Decreased mental and physical complaints.
Enhanced quality of life.
According to the National Institute of Mental Health, major depression is one of the most common mental disorders in the United States1. Those suffering from the mood disorder often find it difficult to complete even the most basic of day-to-day activities, as depression affects how they think, feel and behave. Complications are varied, and can include pain and physical illness, alcohol abuse, anxiety and panic disorder, social isolation, relationship difficulties and problems at work or school.2
Treatment typically includes utilizing a combination of medication, psychotherapy, and lifestyle remedies to cope with the symptoms of depression. Often, it can be a long and tedious process trying to find the right balance, as it will vary dramatically from individual to individual. When conventional treatment approaches do not provide relief, many individuals must resort to costly in-patient hospital treatment.
Fortunately, a new method of treatment is emerging in the form of thermal therapy. A 2016 clinical study found that whole-body hyperthermia “…holds promise as a safe, rapid-acting, antidepressant modality with a prolonged therapeutic benefit.”3, noting that “…a single session of whole-body hyperthermia (WBH) reduced depressive symptoms.”3
Further studies yielded similar results. A study published in The American Journal of Psychiatry “found that a single session induced a rapid, robust, and sustained reduction in depressive symptoms.”4 Another reported that “…somatic complaints, hunger, and relaxation scores significantly improved…”5 in participants undergoing thermal therapy, concluding that “…repeated thermal therapy may be useful for mildly depressed patients with appetite loss and subjective complaints.”5
Have you found that depression has adversely affected your quality of life? Call us today at (800) 528-3110 to find out how incorporating a JNH Lifestyles sauna into your home-wellness routine can help you enhance your quality of life while coping with depression.

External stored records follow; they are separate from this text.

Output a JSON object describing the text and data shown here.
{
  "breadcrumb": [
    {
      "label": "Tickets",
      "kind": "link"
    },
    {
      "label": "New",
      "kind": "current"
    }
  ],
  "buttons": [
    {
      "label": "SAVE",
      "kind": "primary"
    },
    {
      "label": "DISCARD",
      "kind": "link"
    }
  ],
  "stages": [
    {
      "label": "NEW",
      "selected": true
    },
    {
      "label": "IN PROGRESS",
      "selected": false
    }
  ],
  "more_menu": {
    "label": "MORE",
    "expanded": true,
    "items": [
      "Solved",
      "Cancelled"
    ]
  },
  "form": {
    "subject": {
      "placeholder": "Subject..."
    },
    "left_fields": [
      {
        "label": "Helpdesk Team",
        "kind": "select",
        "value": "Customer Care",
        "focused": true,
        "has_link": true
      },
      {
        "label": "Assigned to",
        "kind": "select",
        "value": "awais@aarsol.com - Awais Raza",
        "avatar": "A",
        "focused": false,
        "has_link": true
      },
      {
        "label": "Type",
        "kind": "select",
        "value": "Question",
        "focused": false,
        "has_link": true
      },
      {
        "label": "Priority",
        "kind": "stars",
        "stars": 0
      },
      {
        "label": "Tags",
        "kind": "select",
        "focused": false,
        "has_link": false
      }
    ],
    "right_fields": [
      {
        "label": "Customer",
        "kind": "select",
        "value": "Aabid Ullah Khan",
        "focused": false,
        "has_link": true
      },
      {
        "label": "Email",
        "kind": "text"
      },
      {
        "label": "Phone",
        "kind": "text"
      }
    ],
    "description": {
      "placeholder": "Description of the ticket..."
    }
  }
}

1 Major Depression Among Adults. (n.d.). Retrieved August 30, 2016, from http://www.nimh.nih.gov/health/statistics/prevalence/major-depression-among-adults.shtml
2 Depression (major depressive disorder). (n.d.). Retrieved August 30, 2016, from http://www.mayoclinic.org/diseases-conditions/depression/basics/definition/con-20032977
3 Janssen, C. W., Lowry, C. A., Mehl, M. R., Allen, J. J., Kelly, K. L., Gartner, D. E., . . . Raison, C. L. (2016). Whole-Body Hyperthermia for the Treatment of Major Depressive Disorder. JAMA Psychiatry, 73(8), 789. doi:10.1001/jamapsychiatry.2016.1031.
4 Hanusch, K., Janssen, C. H., Billheimer, D., Jenkins, I., Spurgeon, E., Lowry, C. A., & Raison, C. L. (2013). Whole-Body Hyperthermia for the Treatment of Major Depression: Associations With Thermoregulatory Cooling. American Journal of Psychiatry AJP, 170(7), 802-804. doi:10.1176/appi.ajp.2013.12111395.
5 Masuda, A., Nakazato, M., Kihara, T., Minagoe, S., & Tei, C. (2005). Repeated Thermal Therapy Diminishes Appetite Loss and Subjective Complaints in Mildly Depressed Patients. Psychosomatic Medicine, 67(4), 643-647. doi:10.1097/01.psy.0000171812.67767.8f.